_Problem to work on_. Print the data that follows exactly, leaving nothing out.

(Data extracts begins)

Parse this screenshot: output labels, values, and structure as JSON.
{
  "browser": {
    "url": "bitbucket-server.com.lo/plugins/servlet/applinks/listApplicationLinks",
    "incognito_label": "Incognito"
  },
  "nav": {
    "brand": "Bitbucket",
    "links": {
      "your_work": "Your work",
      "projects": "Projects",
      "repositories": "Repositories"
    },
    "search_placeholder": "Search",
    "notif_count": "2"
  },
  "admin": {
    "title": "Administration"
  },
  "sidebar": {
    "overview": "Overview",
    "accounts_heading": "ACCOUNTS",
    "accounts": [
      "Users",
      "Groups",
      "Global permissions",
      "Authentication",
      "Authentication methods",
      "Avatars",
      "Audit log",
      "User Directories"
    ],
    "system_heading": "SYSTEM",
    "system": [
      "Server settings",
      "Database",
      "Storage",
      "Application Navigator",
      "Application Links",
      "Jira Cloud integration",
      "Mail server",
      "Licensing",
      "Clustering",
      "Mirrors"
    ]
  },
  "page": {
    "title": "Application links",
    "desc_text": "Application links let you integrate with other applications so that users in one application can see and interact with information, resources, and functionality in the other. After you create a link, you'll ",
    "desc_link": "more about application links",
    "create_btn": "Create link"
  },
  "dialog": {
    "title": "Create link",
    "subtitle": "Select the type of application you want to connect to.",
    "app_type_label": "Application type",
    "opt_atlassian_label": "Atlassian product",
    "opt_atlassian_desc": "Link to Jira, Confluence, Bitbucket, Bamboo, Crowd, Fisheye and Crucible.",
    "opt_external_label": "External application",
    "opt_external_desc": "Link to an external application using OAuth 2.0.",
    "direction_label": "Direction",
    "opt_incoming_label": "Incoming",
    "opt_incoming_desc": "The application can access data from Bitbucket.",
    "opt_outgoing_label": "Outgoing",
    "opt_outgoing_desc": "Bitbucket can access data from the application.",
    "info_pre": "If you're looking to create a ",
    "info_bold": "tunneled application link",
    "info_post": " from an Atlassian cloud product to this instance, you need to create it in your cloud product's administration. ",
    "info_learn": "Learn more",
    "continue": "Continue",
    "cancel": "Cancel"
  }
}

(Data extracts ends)

_Written response_.
Parse this screenshot: output labels, values, and structure as JSON.
{
  "browser": {
    "url": "bitbucket-server.com.lo/plugins/servlet/applinks/listApplicationLinks",
    "incognito_label": "Incognito"
  },
  "nav": {
    "brand": "Bitbucket",
    "links": {
      "your_work": "Your work",
      "projects": "Projects",
      "repositories": "Repositories"
    },
    "search_placeholder": "Search",
    "notif_count": "2"
  },
  "admin": {
    "title": "Administration"
  },
  "sidebar": {
    "overview": "Overview",
    "accounts_heading": "ACCOUNTS",
    "accounts": [
      "Users",
      "Groups",
      "Global permissions",
      "Authentication",
      "Authentication methods",
      "Avatars",
      "Audit log",
      "User Directories"
    ],
    "system_heading": "SYSTEM",
    "system": [
      "Server settings",
      "Database",
      "Storage",
      "Application Navigator",
      "Application Links",
      "Jira Cloud integration",
      "Mail server",
      "Licensing",
      "Clustering",
      "Mirrors"
    ]
  },
  "page": {
    "title": "Application links",
    "desc_text": "Application links let you integrate with other applications so that users in one application can see and interact with information, resources, and functionality in the other. After you create a link, you'll ",
    "desc_link": "more about application links",
    "create_btn": "Create link"
  },
  "dialog": {
    "title": "Create link",
    "subtitle": "Select the type of application you want to connect to.",
    "app_type_label": "Application type",
    "opt_atlassian_label": "Atlassian product",
    "opt_atlassian_desc": "Link to Jira, Confluence, Bitbucket, Bamboo, Crowd, Fisheye and Crucible.",
    "opt_external_label": "External application",
    "opt_external_desc": "Link to an external application using OAuth 2.0.",
    "direction_label": "Direction",
    "opt_incoming_label": "Incoming",
    "opt_incoming_desc": "The application can access data from Bitbucket.",
    "opt_outgoing_label": "Outgoing",
    "opt_outgoing_desc": "Bitbucket can access data from the application.",
    "info_pre": "If you're looking to create a ",
    "info_bold": "tunneled application link",
    "info_post": " from an Atlassian cloud product to this instance, you need to create it in your cloud product's administration. ",
    "info_learn": "Learn more",
    "continue": "Continue",
    "cancel": "Cancel"
  }
}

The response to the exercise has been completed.